Effects of the Snow Storm

April 25, 2018

There is light at the end of the tunnel. Spring is underway with temperatures increasing after blizzard Evelyn made an appearance this past week.  Throughout the growing area anywhere from 18 to 30” of snow piled up over a 48 hour period as well as much of the area spent the day prior watching the rain come down.  The rule of thumb for snow to water ratio is that one foot of snow equals about one inch of water accumulation.  So what does this mean for the alfalfa forage growers?

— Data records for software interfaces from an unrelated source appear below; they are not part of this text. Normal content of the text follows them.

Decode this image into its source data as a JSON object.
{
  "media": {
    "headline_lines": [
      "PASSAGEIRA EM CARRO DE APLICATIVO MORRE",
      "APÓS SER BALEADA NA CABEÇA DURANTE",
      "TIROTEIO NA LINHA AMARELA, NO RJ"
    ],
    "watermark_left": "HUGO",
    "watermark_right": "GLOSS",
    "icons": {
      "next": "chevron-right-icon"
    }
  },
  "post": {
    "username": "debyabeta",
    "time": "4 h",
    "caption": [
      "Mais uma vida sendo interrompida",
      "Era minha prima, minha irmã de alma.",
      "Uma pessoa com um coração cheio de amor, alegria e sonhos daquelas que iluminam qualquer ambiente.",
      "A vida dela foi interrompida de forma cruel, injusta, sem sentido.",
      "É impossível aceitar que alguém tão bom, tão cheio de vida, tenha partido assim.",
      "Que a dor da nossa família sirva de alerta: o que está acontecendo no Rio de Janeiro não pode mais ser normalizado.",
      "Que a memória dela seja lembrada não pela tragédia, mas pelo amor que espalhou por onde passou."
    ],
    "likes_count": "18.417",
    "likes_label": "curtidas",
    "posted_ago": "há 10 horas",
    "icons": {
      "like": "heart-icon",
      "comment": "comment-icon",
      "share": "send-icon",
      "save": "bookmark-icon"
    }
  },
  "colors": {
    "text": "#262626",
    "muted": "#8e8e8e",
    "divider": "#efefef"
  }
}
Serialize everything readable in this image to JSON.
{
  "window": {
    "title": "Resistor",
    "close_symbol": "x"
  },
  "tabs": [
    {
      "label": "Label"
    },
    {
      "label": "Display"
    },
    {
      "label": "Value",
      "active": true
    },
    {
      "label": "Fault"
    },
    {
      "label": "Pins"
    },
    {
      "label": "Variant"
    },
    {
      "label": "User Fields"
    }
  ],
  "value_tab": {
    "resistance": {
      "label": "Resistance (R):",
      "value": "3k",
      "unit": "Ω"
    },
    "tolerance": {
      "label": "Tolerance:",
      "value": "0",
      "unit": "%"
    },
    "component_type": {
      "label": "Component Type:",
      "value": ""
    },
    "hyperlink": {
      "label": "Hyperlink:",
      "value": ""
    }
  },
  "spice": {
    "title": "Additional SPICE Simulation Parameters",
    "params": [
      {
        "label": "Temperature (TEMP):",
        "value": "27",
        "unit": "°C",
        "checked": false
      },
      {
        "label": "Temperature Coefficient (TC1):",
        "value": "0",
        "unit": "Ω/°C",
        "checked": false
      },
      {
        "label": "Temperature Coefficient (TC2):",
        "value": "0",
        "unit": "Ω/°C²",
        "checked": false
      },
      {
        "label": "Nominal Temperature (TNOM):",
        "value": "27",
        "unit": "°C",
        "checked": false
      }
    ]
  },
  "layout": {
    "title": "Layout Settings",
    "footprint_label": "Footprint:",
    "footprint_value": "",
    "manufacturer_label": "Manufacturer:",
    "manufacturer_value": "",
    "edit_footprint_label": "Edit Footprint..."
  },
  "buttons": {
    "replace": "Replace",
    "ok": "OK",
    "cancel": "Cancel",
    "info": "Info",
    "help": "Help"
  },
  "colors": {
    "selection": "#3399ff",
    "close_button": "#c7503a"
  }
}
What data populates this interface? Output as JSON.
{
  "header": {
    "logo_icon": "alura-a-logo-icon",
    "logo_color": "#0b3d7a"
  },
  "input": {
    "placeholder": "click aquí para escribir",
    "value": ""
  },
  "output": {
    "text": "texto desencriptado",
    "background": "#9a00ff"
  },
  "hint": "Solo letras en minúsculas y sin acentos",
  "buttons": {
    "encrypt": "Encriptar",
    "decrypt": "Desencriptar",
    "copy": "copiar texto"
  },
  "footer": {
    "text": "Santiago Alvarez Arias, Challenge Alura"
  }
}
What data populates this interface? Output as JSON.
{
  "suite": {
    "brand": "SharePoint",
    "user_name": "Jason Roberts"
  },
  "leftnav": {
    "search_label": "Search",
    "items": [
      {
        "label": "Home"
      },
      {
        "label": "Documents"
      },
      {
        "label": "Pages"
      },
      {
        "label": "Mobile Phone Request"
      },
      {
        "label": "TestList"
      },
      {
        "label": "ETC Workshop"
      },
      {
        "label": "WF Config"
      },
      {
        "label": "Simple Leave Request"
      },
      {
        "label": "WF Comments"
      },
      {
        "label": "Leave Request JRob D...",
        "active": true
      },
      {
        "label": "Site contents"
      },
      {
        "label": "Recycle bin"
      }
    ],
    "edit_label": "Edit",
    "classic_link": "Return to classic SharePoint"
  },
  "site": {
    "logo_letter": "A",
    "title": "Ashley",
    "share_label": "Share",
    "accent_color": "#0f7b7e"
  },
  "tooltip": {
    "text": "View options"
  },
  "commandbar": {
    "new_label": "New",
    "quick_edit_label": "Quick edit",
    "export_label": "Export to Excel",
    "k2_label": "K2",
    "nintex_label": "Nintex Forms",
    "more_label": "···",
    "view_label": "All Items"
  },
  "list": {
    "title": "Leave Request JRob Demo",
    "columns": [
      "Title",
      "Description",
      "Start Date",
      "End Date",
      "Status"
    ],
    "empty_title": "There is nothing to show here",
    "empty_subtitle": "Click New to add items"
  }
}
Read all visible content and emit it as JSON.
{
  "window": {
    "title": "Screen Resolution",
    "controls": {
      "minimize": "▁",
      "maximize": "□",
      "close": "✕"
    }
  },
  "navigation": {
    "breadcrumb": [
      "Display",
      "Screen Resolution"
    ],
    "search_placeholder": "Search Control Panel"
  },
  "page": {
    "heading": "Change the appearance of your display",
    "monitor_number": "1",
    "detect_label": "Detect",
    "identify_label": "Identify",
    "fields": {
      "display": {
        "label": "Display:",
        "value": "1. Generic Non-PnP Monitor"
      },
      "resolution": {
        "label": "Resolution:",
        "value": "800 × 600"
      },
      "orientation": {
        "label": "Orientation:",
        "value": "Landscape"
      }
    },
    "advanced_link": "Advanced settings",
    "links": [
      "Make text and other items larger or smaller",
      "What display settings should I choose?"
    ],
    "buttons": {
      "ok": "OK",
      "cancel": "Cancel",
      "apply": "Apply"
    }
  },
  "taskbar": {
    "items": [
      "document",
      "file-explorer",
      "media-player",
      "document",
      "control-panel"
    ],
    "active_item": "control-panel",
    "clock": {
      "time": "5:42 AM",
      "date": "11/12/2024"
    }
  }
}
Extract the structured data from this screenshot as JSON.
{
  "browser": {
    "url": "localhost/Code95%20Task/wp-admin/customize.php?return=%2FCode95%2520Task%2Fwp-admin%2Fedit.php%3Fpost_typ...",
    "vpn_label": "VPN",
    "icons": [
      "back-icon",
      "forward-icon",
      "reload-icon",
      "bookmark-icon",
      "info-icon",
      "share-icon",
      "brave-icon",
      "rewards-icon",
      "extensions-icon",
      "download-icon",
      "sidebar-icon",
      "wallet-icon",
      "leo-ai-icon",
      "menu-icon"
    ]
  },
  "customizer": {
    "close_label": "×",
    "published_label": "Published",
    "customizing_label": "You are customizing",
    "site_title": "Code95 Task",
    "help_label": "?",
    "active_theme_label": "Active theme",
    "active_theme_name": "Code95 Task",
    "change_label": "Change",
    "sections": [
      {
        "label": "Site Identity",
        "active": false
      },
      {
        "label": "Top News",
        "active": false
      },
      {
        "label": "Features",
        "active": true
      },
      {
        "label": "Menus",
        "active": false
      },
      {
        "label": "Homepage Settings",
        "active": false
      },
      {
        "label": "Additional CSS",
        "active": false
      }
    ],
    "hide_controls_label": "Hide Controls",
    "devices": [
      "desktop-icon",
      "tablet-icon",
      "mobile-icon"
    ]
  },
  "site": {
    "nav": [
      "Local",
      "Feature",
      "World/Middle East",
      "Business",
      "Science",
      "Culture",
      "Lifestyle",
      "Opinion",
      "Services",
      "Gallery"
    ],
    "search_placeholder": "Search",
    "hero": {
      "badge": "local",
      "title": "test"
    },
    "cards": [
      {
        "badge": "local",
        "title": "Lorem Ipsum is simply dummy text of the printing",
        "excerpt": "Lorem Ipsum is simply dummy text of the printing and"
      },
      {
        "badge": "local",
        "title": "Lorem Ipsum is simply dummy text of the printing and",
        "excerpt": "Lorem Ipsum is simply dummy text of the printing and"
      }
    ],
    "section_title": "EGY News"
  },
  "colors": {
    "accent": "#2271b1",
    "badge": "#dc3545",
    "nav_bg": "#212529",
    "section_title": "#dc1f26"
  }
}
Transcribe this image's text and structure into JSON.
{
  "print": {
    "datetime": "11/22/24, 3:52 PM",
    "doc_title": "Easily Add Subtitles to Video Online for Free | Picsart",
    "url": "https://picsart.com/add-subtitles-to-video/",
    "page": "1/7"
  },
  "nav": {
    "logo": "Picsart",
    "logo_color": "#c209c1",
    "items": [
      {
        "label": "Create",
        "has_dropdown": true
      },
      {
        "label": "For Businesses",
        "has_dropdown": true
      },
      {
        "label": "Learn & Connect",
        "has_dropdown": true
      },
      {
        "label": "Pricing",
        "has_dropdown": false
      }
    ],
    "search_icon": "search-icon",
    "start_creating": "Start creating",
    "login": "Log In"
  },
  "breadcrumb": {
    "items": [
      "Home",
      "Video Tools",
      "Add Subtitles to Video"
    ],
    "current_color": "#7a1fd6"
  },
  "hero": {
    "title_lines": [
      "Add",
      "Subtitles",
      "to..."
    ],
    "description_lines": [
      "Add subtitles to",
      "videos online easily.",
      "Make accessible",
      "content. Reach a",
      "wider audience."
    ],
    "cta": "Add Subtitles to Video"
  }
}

All plants need moisture, but long term ponding can lead to long term damage. Fall new seeding is the most susceptible to these conditions.  They haven’t had the chance to increase their root strength giving them the unlucky straw. Dormant established alfalfa tends to stand a better chance of surviving this period than actively growing plants. This is because the respiration process during dormancy happens at a slower rate, sort of cushioning the anaerobic environment due to the ponding above ground. As far as the weather is concerned our nights look to stay above freezing from here on out so we don’t foresee heaving as a major problem.  The damage from ponding could show in the alfalfa as: root rot, weed issues, weakened nodules and asymmetrical growth.

Winter wheat falls into the same health concern category as alfalfa during this time of the year. The key to winter survival in winter wheat is a healthy crown. If you come out of the spring with saturated soils but your wheat has a strong healthy crown they should recover nicely.

If there is any concern about your alfalfa or winter wheat, reach out to your agronomist for a stand assessment and management opportunities for the upcoming season.

Article by Amy Bastar, Wrightstown Agronomist

Sources: https://www.ag.ndsu.edu/news/newsreleases/2009/april-20-2009/flooding-impacts-winter-wheat/